Source material:

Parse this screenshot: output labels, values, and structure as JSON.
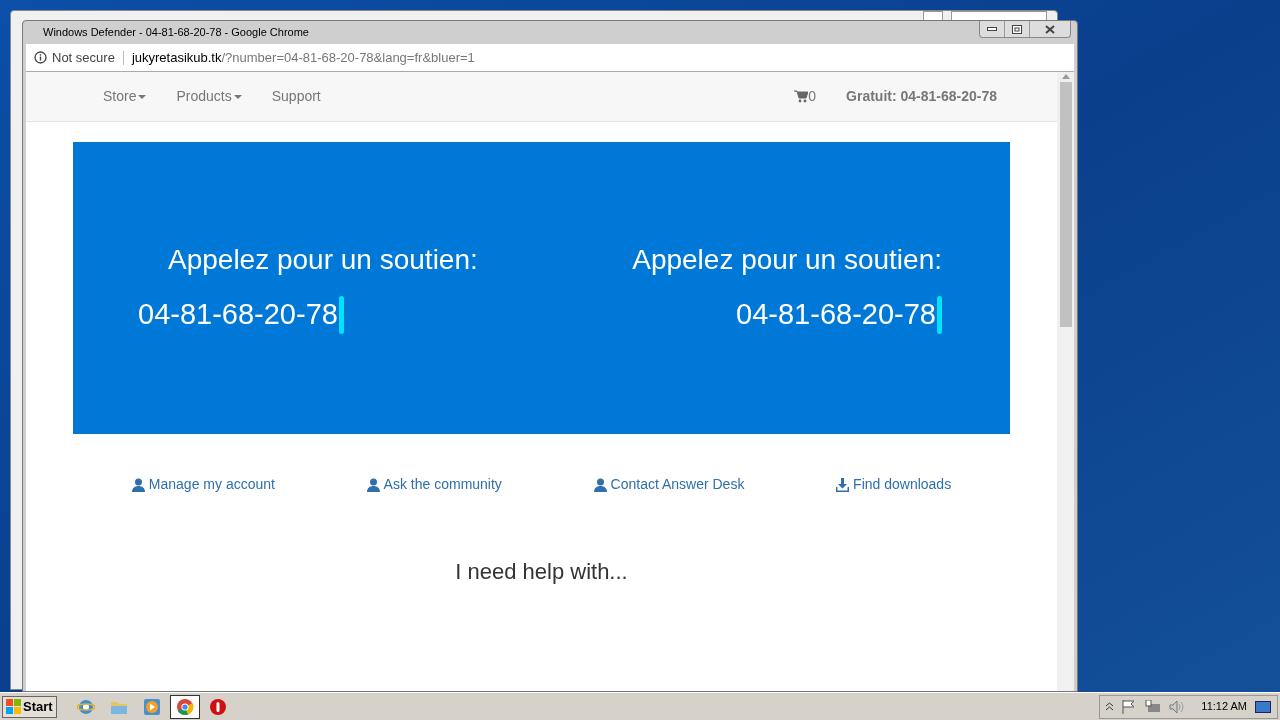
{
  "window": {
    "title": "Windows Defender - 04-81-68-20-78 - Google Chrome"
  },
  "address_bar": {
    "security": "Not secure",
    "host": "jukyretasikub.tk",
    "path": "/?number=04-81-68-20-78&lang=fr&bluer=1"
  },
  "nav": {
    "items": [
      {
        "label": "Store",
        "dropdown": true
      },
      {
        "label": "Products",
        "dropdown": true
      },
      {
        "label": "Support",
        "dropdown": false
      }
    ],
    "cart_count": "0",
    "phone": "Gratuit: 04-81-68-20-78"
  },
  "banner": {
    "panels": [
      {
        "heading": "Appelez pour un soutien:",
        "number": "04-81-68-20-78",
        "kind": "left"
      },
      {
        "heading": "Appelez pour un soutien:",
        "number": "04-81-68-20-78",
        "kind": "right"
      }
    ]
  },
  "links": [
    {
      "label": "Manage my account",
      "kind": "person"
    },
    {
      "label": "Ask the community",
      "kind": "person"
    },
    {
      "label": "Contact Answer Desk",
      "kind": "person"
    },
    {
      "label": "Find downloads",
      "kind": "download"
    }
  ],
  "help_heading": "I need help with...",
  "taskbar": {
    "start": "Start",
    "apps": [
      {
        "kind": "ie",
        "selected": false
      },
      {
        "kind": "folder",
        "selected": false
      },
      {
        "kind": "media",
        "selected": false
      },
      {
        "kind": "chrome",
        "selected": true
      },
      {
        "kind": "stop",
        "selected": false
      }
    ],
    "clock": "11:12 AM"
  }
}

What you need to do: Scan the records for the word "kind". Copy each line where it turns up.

Exercise result:
        "kind": "left"
        "kind": "right"
      "kind": "person"
      "kind": "person"
      "kind": "person"
      "kind": "download"
        "kind": "ie",
        "kind": "folder",
        "kind": "media",
        "kind": "chrome",
        "kind": "stop",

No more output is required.